Anti-government action spreads to Djibouti

The wave of popular protests in the Middle East and North Africa has reached the country of Djibouti. Located in the strategically important Horn of Africa, across the Bab-el-Mandeb strait from Yemen, Djibouti is home to US and French military bases.

Around 30,000 people amassed in the capital, Djibouti City, on Friday to protest against the rule of President Ismail Omar Guelleh. The demonstration far outnumbered earlier anti-government rallies held on January 28 and February 5, when crowds estimated at 2,000 to 3,000 gathered after Friday prayers.

Human Rights Watch reported that police met the February 5 gathering with teargas and rubber bullets. The president of Djibouti’s League of Human Rights was arrested February 9 after he spoke to international media about the arrest of several anti-government student activists.

“We are protesting against dictatorship, bad governance, lack of democracy and dynastic succession,” Ismael Guedi Hared, an opposition leader, told the Financial Times on Friday. According to the Al Jazeera news web site, Hared and other officials from the Union for Democratic Change, an umbrella group of three opposition parties, addressed the crowd to call for Guelleh to step down.

Hared was arrested during the protest and then released on Saturday. However, on Sunday Djibouti’s authorities arrested 20 members of the opposition Union for a Democratic Alternative. An estimated 15 members of another opposition group, the Movement for Democratic Renewal, have been jailed since the earlier protests.

Guelleh has ruled the small country of around 850,000 inhabitants since 1999, while his ethnic-Somali Issa Dir clan has run Djibouti since it declared formal independence from France in 1977. The president changed the constitution last year to allow him to stand for a third six-year term this April. Guelleh was re-elected unopposed in 2005.

During the French colonial period, the two main ethnic groups, Somalis and Afars, were pitted against each other; the Somali Issa Dir and Gadabuursi clans have monopolized political power for decades. The government and Afar rebels fought a bloody civil war in the 1990s, before Guelleh brought some Afar leaders into a power-sharing cabinet. The mass protests currently unfolding in Djibouti have so far taken an anti-government rather than an ethnic coloration.

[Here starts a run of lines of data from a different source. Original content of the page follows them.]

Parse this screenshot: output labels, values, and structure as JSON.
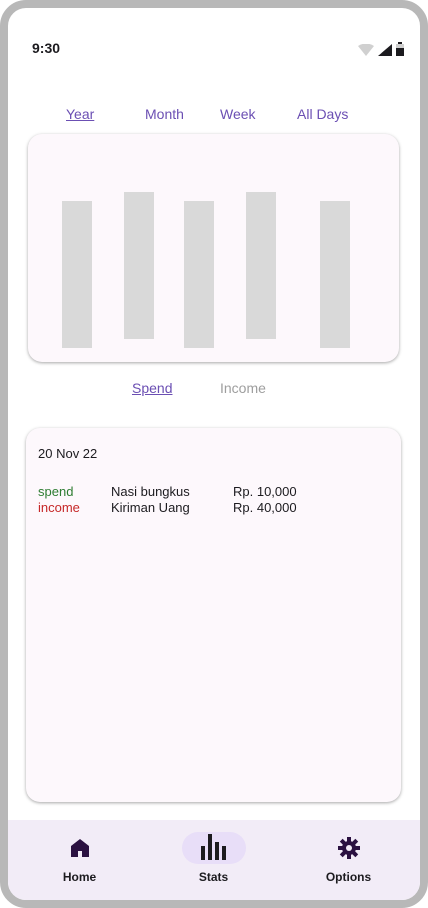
{
  "status_bar": {
    "time": "9:30",
    "icons": [
      "wifi-icon",
      "signal-icon",
      "battery-icon"
    ]
  },
  "period_tabs": [
    {
      "label": "Year",
      "active": true
    },
    {
      "label": "Month",
      "active": false
    },
    {
      "label": "Week",
      "active": false
    },
    {
      "label": "All Days",
      "active": false
    }
  ],
  "chart_data": {
    "type": "bar",
    "categories": [
      "",
      "",
      "",
      "",
      ""
    ],
    "values": [
      147,
      147,
      147,
      147,
      147
    ],
    "title": "",
    "xlabel": "",
    "ylabel": ""
  },
  "view_toggle": {
    "spend_label": "Spend",
    "income_label": "Income",
    "active": "spend"
  },
  "transactions": {
    "date": "20 Nov 22",
    "rows": [
      {
        "type": "spend",
        "description": "Nasi bungkus",
        "amount": "Rp. 10,000"
      },
      {
        "type": "income",
        "description": "Kiriman Uang",
        "amount": "Rp. 40,000"
      }
    ]
  },
  "bottom_nav": {
    "items": [
      {
        "label": "Home",
        "icon": "home-icon",
        "active": false
      },
      {
        "label": "Stats",
        "icon": "bar-chart-icon",
        "active": true
      },
      {
        "label": "Options",
        "icon": "gear-icon",
        "active": false
      }
    ]
  },
  "colors": {
    "accent": "#6b4fb3",
    "spend": "#2e7d32",
    "income": "#c62828",
    "inactive_toggle": "#9e9e9e",
    "nav_bg": "#f2ecf7",
    "icon_dark": "#2b1141"
  }
}
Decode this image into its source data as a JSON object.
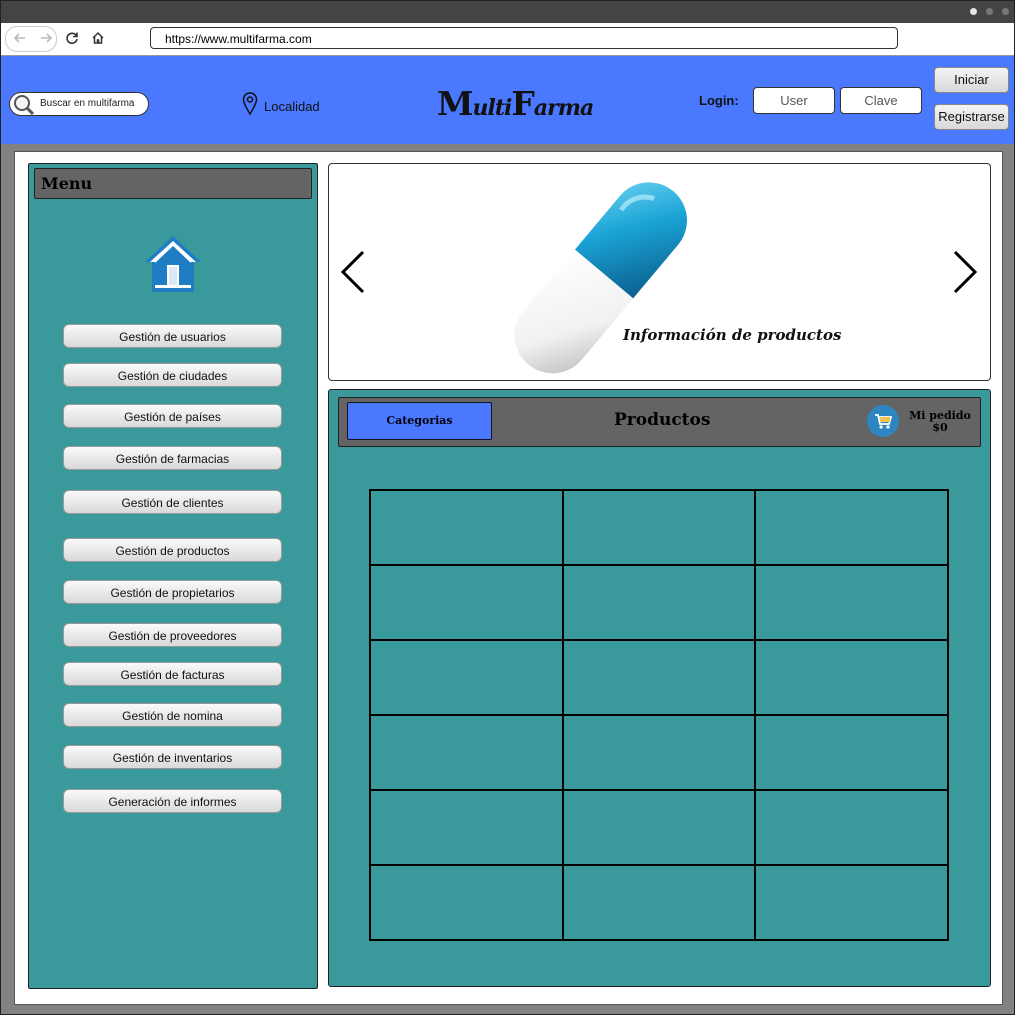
{
  "browser": {
    "url": "https://www.multifarma.com",
    "back_icon": "arrow-left-icon",
    "forward_icon": "arrow-right-icon",
    "reload_icon": "reload-icon",
    "home_icon": "home-icon"
  },
  "header": {
    "search_placeholder": "Buscar en multifarma",
    "location_label": "Localidad",
    "logo": {
      "big1": "M",
      "small1": "ulti",
      "big2": "F",
      "small2": "arma"
    },
    "login_label": "Login:",
    "user_placeholder": "User",
    "password_placeholder": "Clave",
    "login_button": "Iniciar",
    "register_button": "Registrarse",
    "accent_color": "#4a78ff"
  },
  "menu": {
    "title": "Menu",
    "home_icon": "home-icon",
    "items": [
      "Gestión de usuarios",
      "Gestión de ciudades",
      "Gestión de países",
      "Gestión de farmacias",
      "Gestión de clientes",
      "Gestión de productos",
      "Gestión de propietarios",
      "Gestión de proveedores",
      "Gestión de facturas",
      "Gestión de nomina",
      "Gestión de inventarios",
      "Generación de informes"
    ],
    "panel_color": "#3a9a9b"
  },
  "banner": {
    "caption": "Información de productos",
    "prev_icon": "chevron-left-icon",
    "next_icon": "chevron-right-icon",
    "image_icon": "capsule-pill-icon"
  },
  "products": {
    "categories_button": "Categorias",
    "title": "Productos",
    "cart_icon": "shopping-cart-icon",
    "order_label": "Mi pedido",
    "order_total": "$0",
    "grid_rows": 6,
    "grid_cols": 3
  }
}
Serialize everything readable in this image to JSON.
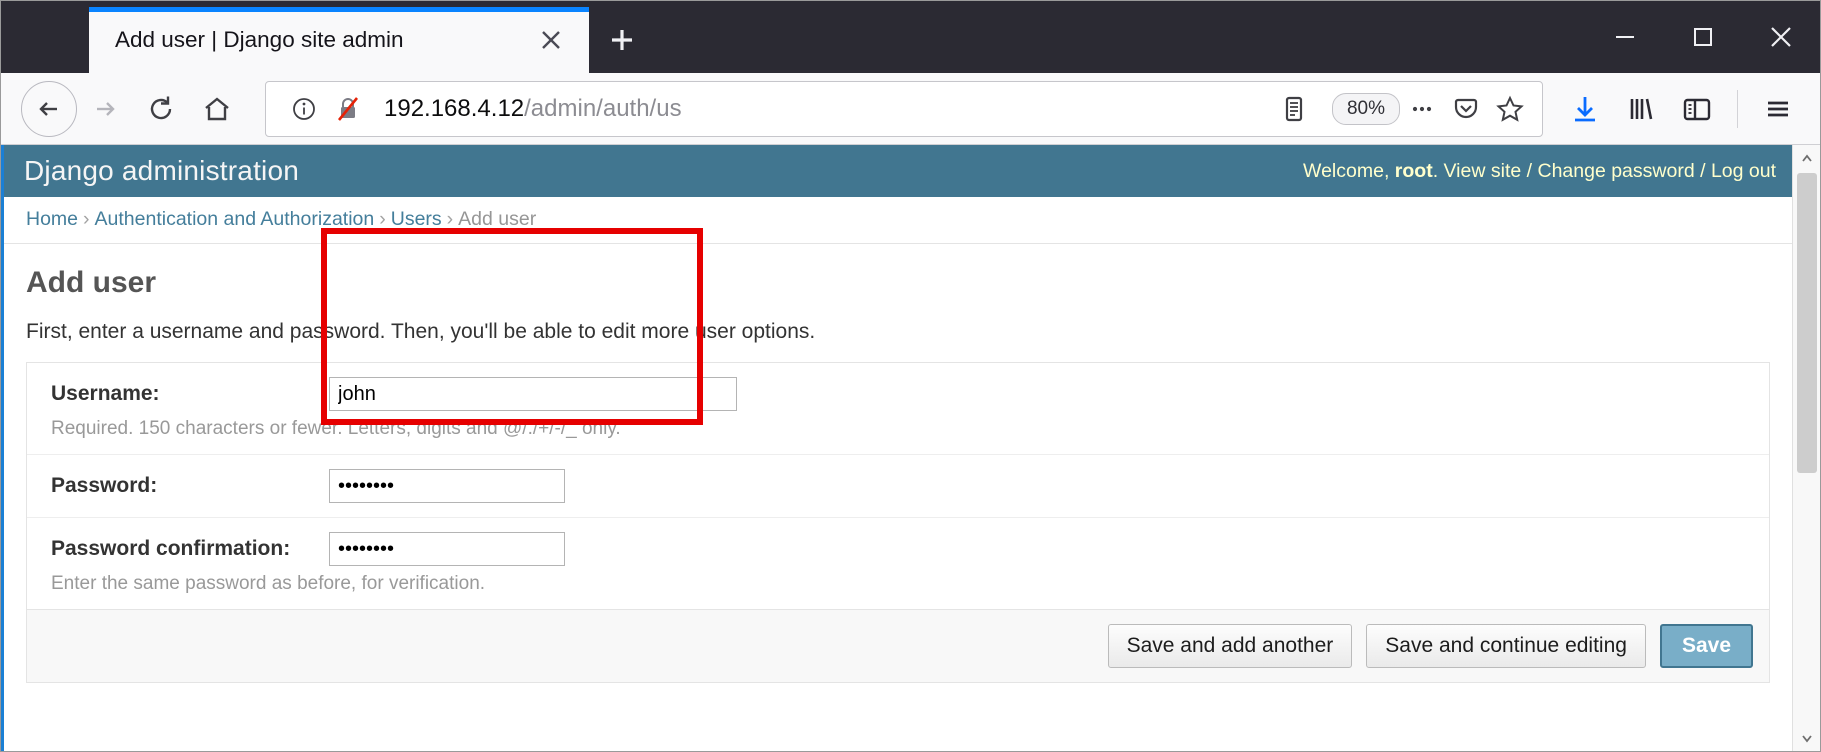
{
  "browser": {
    "tab": {
      "title": "Add user | Django site admin",
      "close_icon": "close-icon"
    },
    "new_tab_label": "+",
    "window_controls": {
      "minimize": "minimize-icon",
      "maximize": "maximize-icon",
      "close": "close-icon"
    },
    "toolbar": {
      "back": "back-arrow-icon",
      "forward": "forward-arrow-icon",
      "reload": "reload-icon",
      "home": "home-icon",
      "identity": "info-icon",
      "security": "crossed-out-lock-icon",
      "reader": "reader-mode-icon",
      "zoom_level": "80%",
      "page_actions": "ellipsis-icon",
      "pocket": "pocket-icon",
      "bookmark": "star-icon",
      "downloads": "download-arrow-icon",
      "library": "library-icon",
      "sidebar": "sidebar-icon",
      "menu": "hamburger-menu-icon"
    },
    "url": {
      "host": "192.168.4.12",
      "path": "/admin/auth/us"
    }
  },
  "django": {
    "branding": "Django administration",
    "user_tools": {
      "welcome_prefix": "Welcome, ",
      "username": "root",
      "separator_after_user": ". ",
      "view_site": "View site",
      "slash1": " / ",
      "change_password": "Change password",
      "slash2": " / ",
      "log_out": "Log out"
    },
    "breadcrumbs": [
      {
        "label": "Home",
        "link": true
      },
      {
        "label": "Authentication and Authorization",
        "link": true
      },
      {
        "label": "Users",
        "link": true
      },
      {
        "label": "Add user",
        "link": false
      }
    ],
    "breadcrumb_separator": "›",
    "page_title": "Add user",
    "form_intro": "First, enter a username and password. Then, you'll be able to edit more user options.",
    "fields": {
      "username": {
        "label": "Username:",
        "value": "john",
        "help": "Required. 150 characters or fewer. Letters, digits and @/./+/-/_ only."
      },
      "password": {
        "label": "Password:",
        "value": "••••••••",
        "help": ""
      },
      "password_confirmation": {
        "label": "Password confirmation:",
        "value": "••••••••",
        "help": "Enter the same password as before, for verification."
      }
    },
    "buttons": {
      "save_and_add_another": "Save and add another",
      "save_and_continue": "Save and continue editing",
      "save": "Save"
    },
    "colors": {
      "header_bg": "#417690",
      "link": "#447e9b",
      "default_button": "#79aec8",
      "annotation": "#e60000"
    }
  }
}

According to reports from the AFP news agency, protesters at the mass gathering in Djibouti City held banners reading “IOG [the initials of the president] out” and “No third mandate.”

The peaceful mass gathering was met by violence from police, with at least four demonstrators killed and 50 wounded. The Interior Ministry reported that a police officer had also been killed.

Protests continued Saturday, with reports of further violent clashes between the mainly young demonstrators and police. A large group of protesters has attempted to make a full-time camp in front of the Gouled sports stadium in the capital, apparently imitating the mass encampment in Cairo’s Tahrir Square in Egypt. However, police have used tear gas and baton charges to clear the area.

Egypt’s Ahram news agency reported that the most intense clash took place outside a hospital on Saturday, with demonstrators confronted with large numbers of heavily armored riot police. An Interior Ministry statement sent to AFP claimed, “Members of the national police were forced to resort to tear gas grenades to protect themselves from a violent and over-excited crowd.”

The poor working class neighborhood of Balbala, a slum of over 200,000 inhabitants on the outskirts of the capital, has emerged as a center of opposition to the regime, with several reports of fighting between youth and police. The average age in Djibouti is just 21, and unemployment and poverty are especially high among youth. Half the population lives below the official poverty line, and malnourishment afflicts thousands of families.

Life expectancy at birth is estimated at around 50 years. The United Nations Human Development Index, which measures life expectancy, literacy, education and health care, places Djibouti in 148th place out of 169 countries, making it one of the most deprived places on Earth.

Guelleh presides over this social powder keg with the full and active support of the former colonial power, France, and the United States—which maintains its only African military base in the country.

Djibouti’s location on the Bab-el-Mandeb waterway, which connects the Red Sea and the Arabian Sea, makes it a vital choke point for shipping. Over 3 million barrels of oil are shipped through this strait every day, en route from the Persian Gulf to the Suez Canal and markets in Europe and beyond.

This strategic location has made Djibouti, and the entire Horn of Africa, a valued prize for the imperialist powers since the 19th century. Paris ruled the country as French Somaliland until independence was granted in 1977. However, France has retained effective control over Djibouti’s foreign and defense policies, primarily through the presence of almost 3,000 of its Foreign Legion troops and a naval detachment.

Since launching the “war on terror” in 2001, the US has also played a major role in Djibouti. The Pentagon maintains a military base, Camp Lemonnier, in the country from which it organizes its operations in neighboring Somalia, where Washington is backing a regime fighting Islamist rebels. The US base in Djibouti also provides a strategic base for its operations across the Bab-el-Mandeb in the Arabian Peninsula, where US forces are working with the regime of Yemeni dictator Ali Abdullah Saleh.